Exercise:
Check each line of the records below and collect those that include the word "this".

• • • • •

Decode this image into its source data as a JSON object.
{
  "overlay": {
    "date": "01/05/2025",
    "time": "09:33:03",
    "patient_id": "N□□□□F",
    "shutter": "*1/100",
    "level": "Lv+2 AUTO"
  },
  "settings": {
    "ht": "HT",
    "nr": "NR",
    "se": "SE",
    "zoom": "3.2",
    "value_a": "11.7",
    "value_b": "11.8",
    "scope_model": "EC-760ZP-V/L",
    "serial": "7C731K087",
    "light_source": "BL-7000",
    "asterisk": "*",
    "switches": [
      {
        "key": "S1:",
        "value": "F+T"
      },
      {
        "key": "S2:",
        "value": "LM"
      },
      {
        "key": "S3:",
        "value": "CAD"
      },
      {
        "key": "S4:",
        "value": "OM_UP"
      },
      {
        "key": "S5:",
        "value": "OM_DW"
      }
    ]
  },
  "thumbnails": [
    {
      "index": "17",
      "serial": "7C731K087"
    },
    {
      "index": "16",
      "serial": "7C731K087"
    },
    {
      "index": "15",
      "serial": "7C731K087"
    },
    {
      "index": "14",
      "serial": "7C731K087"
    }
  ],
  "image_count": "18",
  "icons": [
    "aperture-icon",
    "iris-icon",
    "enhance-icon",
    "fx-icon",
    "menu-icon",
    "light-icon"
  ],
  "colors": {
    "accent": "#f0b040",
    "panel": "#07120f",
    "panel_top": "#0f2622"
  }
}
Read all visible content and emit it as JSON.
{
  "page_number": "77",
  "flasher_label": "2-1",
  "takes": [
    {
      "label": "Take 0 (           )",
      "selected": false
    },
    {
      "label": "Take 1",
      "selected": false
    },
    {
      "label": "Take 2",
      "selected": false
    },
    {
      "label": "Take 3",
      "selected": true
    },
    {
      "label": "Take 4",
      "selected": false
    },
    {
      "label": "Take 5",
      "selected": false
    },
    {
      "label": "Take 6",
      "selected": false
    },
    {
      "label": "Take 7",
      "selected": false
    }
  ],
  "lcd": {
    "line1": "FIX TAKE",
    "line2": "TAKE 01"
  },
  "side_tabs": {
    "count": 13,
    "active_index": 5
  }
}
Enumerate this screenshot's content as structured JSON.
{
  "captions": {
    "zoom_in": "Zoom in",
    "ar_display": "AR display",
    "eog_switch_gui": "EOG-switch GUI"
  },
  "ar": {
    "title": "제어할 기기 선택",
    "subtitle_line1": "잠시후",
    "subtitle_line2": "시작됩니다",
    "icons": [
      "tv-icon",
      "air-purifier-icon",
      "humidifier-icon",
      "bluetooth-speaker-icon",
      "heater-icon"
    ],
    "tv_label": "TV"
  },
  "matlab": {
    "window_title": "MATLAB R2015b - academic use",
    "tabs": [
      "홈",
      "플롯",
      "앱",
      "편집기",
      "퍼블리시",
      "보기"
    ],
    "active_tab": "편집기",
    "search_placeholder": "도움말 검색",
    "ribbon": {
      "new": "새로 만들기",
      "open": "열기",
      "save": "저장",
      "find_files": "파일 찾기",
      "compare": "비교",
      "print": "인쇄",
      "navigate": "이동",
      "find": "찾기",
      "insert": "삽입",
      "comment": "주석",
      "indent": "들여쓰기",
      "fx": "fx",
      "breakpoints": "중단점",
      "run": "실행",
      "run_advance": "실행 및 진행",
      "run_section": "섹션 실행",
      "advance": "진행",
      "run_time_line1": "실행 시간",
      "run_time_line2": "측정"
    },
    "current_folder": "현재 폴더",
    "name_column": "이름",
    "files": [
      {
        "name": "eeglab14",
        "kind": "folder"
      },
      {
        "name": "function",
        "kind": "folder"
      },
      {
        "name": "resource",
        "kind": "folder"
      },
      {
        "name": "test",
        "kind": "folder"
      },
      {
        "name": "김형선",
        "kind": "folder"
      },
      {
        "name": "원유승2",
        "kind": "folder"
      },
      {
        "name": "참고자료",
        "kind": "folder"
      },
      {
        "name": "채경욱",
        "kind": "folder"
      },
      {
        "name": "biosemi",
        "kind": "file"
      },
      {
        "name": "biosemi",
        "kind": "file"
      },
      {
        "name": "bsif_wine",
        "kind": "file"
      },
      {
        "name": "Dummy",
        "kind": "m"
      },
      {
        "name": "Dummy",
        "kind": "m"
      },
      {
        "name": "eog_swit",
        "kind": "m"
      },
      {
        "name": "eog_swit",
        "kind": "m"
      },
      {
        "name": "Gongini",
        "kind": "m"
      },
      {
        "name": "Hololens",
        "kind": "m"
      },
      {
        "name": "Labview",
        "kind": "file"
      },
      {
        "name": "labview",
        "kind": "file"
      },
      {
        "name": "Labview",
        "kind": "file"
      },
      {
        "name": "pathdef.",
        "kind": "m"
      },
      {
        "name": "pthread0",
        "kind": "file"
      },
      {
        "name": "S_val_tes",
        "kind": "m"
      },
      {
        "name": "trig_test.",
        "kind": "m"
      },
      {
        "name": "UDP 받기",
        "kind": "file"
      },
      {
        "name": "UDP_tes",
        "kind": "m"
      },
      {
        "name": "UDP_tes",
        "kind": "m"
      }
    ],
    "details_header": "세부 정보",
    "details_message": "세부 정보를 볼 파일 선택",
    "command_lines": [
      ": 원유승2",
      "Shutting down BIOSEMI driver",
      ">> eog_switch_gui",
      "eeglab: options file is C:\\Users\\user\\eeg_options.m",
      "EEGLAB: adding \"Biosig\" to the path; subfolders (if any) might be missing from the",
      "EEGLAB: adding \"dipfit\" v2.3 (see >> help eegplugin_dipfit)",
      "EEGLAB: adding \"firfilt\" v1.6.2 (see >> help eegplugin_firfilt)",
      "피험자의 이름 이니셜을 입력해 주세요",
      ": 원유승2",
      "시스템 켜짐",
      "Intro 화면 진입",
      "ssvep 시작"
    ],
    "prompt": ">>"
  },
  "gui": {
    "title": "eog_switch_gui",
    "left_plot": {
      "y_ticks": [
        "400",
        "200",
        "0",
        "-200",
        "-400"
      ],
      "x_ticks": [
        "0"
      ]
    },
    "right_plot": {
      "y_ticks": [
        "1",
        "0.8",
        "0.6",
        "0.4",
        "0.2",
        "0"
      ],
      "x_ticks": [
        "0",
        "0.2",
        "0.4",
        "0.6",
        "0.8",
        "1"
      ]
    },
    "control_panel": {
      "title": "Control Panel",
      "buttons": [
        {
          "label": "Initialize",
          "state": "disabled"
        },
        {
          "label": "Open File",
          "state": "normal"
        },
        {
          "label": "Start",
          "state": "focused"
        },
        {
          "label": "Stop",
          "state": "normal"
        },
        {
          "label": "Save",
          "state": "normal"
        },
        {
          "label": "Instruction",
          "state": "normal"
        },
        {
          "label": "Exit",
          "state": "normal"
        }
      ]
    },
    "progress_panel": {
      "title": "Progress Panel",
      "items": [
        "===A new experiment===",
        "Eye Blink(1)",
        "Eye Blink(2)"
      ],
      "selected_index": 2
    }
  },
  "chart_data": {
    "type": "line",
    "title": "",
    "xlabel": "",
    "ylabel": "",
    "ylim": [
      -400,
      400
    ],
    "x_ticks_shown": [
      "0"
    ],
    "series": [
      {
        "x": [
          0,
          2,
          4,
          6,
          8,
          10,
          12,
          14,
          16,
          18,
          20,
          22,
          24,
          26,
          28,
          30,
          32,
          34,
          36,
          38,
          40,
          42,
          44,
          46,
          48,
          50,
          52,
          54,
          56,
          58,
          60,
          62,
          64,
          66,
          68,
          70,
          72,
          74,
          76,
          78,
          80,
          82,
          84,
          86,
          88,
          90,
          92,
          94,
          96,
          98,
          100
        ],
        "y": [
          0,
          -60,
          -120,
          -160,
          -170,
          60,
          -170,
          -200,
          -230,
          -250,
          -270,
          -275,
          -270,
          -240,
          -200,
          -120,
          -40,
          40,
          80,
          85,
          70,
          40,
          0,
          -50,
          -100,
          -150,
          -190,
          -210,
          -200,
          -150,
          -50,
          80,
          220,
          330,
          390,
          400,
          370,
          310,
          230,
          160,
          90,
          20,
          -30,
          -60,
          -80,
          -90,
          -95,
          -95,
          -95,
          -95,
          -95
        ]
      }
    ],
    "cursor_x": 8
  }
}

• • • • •

Written response:
Decode this image into its source data as a JSON object.
Enumerate this screenshot's content as structured JSON.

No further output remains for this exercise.